ExclusiveThe US is to corral "like-minded" nations behind a global immigration database after proving with a trial link to British computers that such an ambitious, global plan is technically feasible.
PowerColor brings ATI X1950 Pro to AGP users
Tul's PowerColor operation has launched a version if its Radeon X1950 Pro graphics card for punters who've resisted the urge to go with PCI Express and are sticking to AGP 8x.
ID theft scam hunt goes global
UK police are working with Interpol in a bid to track down the perpetrators of a malware-powered ID theft scam that has claimed thousands of victims worldwide.
3 gobbles over 90 shops from O2 via The Link
Since O2 bought The Link in June this year, there have been some places in the UK where an O2 shop and a branch of The Link were uncomfortably close.
Korean sought mammoth meat from Russian mafia

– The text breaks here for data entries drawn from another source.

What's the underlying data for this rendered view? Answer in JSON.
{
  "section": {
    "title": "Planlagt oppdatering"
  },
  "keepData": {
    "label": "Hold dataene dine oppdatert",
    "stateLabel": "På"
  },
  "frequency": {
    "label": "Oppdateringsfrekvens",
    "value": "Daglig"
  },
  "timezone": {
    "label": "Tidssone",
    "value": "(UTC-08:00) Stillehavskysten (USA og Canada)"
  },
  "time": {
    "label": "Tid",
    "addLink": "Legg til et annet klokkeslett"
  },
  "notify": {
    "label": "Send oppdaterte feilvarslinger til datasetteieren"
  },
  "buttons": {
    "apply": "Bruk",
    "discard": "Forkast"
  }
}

Disgraced South Korean scientist Hwang Woo-Suk told a court in Seoul that his attempt to clone extinct mammoths was based on material he bought from the Russian Mafia.
Hot tip: ARSS up due to drilling program
Those readers who missed the chance to get their hands on some ARSS before it exploded have been given a second chance to buy at rock-bottom prices.
Passport police wipe smiles off applicants' faces
A nine-year-old girl had her half term holiday cancelled because her teeth were showing in her passport photograph, reported The Sun newspaper.
People - not products - are most important to security
People and processes are more important than security products in securing enterprise systems, according to a global survey of IT security pros published on Wednesday.
Fedora stops the download madness
You want to play with Fedora Core 6, Red Hat's newest distro for enthusiasts? Unless you were an early, early bird, who downloaded the software in the first hours of its release yesterday, it looks like you will have to wait a little longer.
Six months in, Sun's CEO faces Wall Street's yo-yo test
Sun Microsystems could do something tomorrow that it hasn't done in years and years: please investors.
Canada's privacy chief hails Microsoft's Seven Laws of Identity
The Information and Privacy Commissioner of Ontario has published a plan for automated internet privacy that is backed by Microsoft. Dr Ann Cavoukian has called for programmers to embed privacy capabilities in software.
Ellison muscles in on Red Hat support biz
OpenWorldMemo to Red Hat: never buy something Larry Ellison covets 'cos you'll regret it.